3. The apparatus of claim 2, said tubular member having an open proximal end attached to a syringe fitting, and means mounting the proximal end of said catheter on said fitting so as to allow limited reciprocal movement of said fitting and tubular member relative to said catheter.

4. The apparatus of claim 3, said mounting means comprising inner and outer annular members, the inner member interconnecting said fitting and said tubular member, the outer member being connected to said catheter, radially projecting flanges on said annular members to maintain said annular members in connected relation while permitting limited sliding movement of one with respect to the other, spring means interengaging said flanges to yieldingly urge said fitting toward said catheter, and complemental locking means to releasably secure said fitting and catheter against movement relative to each other.

5. The apparatus of claim 4, further comprising cord means interconnecting said fitting and the distal end of said balloon means, whereby the movement of said fitting away from said catheter to a first position brings said port and the open distal end of said tubular member into communication with each other without causing said cord means to retract said balloon means and whereby the further movement of said fitting away from said catheter to a second position causes said cord means to retract said balloon means to an inverted position within said catheter.

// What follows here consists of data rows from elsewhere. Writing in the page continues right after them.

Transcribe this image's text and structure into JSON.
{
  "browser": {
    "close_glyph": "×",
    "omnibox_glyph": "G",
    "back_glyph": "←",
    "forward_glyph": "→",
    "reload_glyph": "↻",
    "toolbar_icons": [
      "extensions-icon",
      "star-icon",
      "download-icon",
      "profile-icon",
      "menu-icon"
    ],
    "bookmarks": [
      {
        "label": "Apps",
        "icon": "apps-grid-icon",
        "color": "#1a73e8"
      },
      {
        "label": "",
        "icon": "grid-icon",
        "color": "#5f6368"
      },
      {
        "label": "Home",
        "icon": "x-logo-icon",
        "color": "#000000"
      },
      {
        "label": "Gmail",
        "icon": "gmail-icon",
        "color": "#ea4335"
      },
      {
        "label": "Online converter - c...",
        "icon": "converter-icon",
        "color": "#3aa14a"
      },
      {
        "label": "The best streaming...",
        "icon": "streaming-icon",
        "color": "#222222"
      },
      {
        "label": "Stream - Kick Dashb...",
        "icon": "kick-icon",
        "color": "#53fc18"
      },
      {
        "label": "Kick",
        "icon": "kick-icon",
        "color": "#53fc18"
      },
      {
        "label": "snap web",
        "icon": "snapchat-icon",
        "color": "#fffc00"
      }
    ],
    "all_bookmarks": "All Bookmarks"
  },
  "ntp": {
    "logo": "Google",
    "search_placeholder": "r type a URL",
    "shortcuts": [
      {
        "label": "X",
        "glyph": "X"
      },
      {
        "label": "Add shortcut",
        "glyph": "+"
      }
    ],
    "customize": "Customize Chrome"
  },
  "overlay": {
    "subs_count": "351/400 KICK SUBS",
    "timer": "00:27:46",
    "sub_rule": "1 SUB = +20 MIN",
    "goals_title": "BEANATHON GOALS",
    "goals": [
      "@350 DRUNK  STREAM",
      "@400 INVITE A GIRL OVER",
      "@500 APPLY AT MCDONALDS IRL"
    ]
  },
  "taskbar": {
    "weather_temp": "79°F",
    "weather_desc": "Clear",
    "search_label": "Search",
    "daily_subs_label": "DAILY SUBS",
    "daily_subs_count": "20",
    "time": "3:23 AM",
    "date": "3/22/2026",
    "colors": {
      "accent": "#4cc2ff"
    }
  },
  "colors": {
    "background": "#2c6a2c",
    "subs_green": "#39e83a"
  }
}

Referenced Cited
U.S. Patent Documents
805851 November 1905 Goldfarb
3168092 February 1965 Silverman
3435826 April 1969 Fogarty
3467101 September 1969 Fogarty et al.
3467102 September 1969 Fogarty et al.
3525329 August 1970 Zeimer et al.
3583391 June 1971 Cox et al.
3866599 February 1975 Johnson
3911927 October 1975 Fehel et al.
3923065 December 1975 Nozick et al.
4077610 March 7, 1978 Masuda
4085757 April 1978 Pevsner
4109659 August 29, 1978 Sheriden
4195637 April 1, 1980 Gruntzig
Patent History
Patent number: 4318410
Type: Grant
Filed: Aug 7, 1980
Date of Patent: Mar 9, 1982
Assignee: Thomas J. Fogarty (Palo Alto, CA)
Inventor: Albert K. Chin (San Francisco, CA)
Primary Examiner: Stephen C. Pellegrino
Law Firm: Naylor, Neal & Uilkema
Application Number: 6/176,009
Current U.S. Class: 128/325; 128/344; 128/349B
International Classification: A61B 1700; A61M 2902;